What is going to happen now? Cynics and devotees of the saying “The work of righteous people is done by others” will say that a good time has come upon us. No more vague wording. Does Uri Ariel want to build? Let him build. Does Naftali Bennett want to annex? Let him annex. That is the only way Israel will be able to deal with the refined right wing: Ariel and Bennett will increase the chances of a change in public opinion.
Every idea for a peace agreement has come not from the doctrine of the moderate or radical left. It has come from a realistic glance, within and without, by most of Israel’s leaders. Within: if we do not move forward with a peace treaty with those who do not want us here, we will lead Israel another step forward on the way to becoming a state of all its citizens. Without: If we limit democratic equality, we will be scorned and shunned throughout the world.

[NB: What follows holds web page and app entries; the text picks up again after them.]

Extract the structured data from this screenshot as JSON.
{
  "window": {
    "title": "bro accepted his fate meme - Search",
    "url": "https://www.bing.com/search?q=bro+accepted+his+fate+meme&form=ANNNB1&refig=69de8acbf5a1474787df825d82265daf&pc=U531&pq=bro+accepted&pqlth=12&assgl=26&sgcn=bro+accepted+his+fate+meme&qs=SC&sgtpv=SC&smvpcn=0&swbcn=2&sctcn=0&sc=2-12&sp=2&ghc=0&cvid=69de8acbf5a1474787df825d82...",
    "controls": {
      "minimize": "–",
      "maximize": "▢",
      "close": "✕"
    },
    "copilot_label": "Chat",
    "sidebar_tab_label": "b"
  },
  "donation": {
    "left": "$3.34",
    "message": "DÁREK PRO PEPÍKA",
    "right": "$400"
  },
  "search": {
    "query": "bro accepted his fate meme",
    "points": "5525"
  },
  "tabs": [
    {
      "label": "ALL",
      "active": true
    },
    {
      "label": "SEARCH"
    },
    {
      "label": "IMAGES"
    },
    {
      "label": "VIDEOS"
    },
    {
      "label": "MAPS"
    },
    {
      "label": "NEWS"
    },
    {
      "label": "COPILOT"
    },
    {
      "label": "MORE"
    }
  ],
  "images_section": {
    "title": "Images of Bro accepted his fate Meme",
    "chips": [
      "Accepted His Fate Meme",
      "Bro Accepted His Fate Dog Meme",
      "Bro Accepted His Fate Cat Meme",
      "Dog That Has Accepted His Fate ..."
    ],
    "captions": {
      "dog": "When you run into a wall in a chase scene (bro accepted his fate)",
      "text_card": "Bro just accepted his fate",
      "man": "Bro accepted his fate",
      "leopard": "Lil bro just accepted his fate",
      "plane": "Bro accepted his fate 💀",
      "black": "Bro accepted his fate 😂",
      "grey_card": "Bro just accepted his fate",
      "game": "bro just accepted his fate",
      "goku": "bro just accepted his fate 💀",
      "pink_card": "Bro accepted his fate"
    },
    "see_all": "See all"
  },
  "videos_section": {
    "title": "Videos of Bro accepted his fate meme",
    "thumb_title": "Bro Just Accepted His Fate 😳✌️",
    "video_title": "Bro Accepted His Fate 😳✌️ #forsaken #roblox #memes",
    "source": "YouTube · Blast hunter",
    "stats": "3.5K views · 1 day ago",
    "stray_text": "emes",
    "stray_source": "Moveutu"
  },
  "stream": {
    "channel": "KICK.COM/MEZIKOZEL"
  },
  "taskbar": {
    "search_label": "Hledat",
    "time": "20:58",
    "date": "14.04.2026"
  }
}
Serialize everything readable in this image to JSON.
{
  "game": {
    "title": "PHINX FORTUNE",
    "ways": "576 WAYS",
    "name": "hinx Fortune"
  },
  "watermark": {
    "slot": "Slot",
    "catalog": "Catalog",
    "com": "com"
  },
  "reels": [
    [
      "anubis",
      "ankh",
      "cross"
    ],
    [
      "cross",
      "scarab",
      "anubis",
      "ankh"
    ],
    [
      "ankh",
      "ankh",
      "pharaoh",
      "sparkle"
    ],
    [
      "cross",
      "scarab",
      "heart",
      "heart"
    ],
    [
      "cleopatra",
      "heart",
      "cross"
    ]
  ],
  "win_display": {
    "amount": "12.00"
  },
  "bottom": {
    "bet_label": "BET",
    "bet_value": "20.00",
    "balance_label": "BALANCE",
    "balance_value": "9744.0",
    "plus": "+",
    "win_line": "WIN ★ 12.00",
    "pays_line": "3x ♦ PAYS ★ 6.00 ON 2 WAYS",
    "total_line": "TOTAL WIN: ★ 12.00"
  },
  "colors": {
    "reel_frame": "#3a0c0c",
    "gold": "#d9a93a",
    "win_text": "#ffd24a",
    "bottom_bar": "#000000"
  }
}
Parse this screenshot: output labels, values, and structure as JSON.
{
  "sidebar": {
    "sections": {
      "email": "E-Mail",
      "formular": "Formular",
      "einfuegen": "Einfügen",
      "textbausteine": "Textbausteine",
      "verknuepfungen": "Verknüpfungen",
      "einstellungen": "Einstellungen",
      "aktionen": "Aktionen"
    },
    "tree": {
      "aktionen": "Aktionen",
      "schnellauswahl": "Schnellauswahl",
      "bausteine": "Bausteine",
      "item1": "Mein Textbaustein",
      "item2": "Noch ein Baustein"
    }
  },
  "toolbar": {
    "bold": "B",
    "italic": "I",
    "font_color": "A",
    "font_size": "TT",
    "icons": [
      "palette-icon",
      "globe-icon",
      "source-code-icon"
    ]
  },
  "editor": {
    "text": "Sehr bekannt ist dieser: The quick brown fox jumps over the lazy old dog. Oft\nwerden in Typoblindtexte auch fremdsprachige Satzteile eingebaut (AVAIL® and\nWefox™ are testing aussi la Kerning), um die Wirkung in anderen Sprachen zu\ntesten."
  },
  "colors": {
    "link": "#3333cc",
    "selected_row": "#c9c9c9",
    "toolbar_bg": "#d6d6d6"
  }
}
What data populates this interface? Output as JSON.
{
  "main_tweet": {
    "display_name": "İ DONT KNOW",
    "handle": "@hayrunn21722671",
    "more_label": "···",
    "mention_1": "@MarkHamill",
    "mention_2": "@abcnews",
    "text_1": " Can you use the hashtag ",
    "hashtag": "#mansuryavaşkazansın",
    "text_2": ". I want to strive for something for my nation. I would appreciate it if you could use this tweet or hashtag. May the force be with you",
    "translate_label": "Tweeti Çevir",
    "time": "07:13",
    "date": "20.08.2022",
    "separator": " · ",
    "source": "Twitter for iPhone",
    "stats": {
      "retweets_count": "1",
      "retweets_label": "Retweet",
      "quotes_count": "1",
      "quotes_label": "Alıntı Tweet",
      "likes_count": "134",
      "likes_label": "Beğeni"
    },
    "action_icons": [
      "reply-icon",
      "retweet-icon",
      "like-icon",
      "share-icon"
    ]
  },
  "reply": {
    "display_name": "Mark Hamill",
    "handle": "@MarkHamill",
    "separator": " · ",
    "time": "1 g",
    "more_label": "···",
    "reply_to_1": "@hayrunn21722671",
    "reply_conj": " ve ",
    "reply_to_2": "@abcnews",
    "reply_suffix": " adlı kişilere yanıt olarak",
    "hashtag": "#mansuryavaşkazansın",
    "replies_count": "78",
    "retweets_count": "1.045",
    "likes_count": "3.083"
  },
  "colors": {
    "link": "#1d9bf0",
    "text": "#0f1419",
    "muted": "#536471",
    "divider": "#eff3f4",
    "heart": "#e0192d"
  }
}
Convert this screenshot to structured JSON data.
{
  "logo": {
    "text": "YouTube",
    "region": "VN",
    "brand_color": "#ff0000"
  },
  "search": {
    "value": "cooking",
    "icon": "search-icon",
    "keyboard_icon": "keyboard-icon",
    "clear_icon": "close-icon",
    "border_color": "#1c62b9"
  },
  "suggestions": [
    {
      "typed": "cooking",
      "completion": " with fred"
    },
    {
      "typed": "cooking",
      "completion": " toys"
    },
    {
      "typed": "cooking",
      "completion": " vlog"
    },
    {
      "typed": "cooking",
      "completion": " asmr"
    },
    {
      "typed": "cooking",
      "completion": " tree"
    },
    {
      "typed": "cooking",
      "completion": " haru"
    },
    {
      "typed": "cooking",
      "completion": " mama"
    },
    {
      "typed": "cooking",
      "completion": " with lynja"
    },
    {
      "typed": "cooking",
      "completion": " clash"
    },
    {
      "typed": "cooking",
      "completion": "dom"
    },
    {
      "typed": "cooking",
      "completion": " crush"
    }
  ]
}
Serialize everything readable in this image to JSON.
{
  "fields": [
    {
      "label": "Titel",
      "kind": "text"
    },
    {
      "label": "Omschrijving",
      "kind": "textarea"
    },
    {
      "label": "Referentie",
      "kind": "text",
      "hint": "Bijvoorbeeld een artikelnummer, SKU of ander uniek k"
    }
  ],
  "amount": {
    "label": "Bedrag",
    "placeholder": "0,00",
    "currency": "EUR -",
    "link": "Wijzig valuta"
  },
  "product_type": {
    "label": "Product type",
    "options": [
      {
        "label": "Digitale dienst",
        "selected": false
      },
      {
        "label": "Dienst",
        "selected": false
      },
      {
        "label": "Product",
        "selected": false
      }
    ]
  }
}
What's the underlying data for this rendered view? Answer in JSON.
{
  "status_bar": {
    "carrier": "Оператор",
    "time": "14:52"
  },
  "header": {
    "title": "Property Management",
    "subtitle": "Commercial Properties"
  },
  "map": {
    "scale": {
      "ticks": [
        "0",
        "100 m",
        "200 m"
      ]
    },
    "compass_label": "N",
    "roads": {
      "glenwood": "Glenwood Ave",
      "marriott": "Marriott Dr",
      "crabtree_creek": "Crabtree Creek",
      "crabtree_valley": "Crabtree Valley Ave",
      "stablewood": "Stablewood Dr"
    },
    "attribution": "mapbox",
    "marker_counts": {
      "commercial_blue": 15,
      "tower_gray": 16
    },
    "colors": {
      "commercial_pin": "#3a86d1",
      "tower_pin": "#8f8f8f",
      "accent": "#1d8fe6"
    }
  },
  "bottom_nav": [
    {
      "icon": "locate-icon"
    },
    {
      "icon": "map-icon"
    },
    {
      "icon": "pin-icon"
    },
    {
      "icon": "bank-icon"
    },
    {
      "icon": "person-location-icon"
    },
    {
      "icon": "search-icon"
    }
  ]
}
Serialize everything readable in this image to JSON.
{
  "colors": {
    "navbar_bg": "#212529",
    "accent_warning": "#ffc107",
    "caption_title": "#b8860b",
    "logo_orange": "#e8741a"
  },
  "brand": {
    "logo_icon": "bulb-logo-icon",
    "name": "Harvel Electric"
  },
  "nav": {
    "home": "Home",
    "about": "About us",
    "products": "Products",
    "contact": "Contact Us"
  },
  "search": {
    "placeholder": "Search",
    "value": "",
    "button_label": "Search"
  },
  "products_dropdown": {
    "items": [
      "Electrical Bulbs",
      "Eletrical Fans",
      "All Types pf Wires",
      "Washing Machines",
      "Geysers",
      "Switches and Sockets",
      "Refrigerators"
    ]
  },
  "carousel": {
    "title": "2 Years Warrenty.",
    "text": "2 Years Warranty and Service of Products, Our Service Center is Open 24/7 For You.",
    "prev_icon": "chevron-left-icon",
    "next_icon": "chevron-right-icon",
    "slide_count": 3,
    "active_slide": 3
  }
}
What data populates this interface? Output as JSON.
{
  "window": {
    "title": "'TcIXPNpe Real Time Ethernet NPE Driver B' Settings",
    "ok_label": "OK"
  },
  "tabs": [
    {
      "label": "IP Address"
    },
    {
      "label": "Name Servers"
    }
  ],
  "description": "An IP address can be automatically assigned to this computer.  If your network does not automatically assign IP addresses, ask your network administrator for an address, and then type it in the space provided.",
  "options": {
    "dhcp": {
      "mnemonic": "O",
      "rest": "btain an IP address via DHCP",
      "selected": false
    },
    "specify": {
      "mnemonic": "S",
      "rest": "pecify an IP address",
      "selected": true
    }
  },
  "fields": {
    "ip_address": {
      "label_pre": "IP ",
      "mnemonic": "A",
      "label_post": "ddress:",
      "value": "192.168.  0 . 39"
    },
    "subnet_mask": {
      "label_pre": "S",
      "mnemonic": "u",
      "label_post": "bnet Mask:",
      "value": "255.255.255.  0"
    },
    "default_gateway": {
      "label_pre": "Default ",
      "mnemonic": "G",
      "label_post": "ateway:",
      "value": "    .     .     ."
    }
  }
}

When Netanyahu proposed that the Palestinians recognize Israel as the national home of the Jewish people, I realized right away that the talks had failed before they even started. The ones who applauded, hailed him for the creative maneuver that had set the Palestinians an impossibly high bar in terms of both ideology and mentality. Bibi, who promised all the world’s statesmen that he would promote the idea of the two-state solution, made demands that he knew would never be accepted. And then, what then? Netanyahu can then share a hug with Ariel, since, after all, construction in the settlements is an appropriate Jewish answer to the insolent refusal to recognize us as the state of the Jewish people.
Netanyahu is not built for taking advantage of the establishment of the new Palestinian government; to examine, before the world, its willingness to hold effective talks. Instead of doing that, he will take advantage of it to unify Bennett and Ze’ev Elkin in support of him and his continued political survival.
Israel has no long-term strategic interest except making peace. That is the basic dream of most of the citizens. It is a dream disturbed by unending scare tactics that ignore the fact that our existential interest is not the political survival of Benjamin Netanyahu.
The peace talks failed the moment Netanyahu demanded that the Palestinians recognize Israel as the national home of the Jewish people.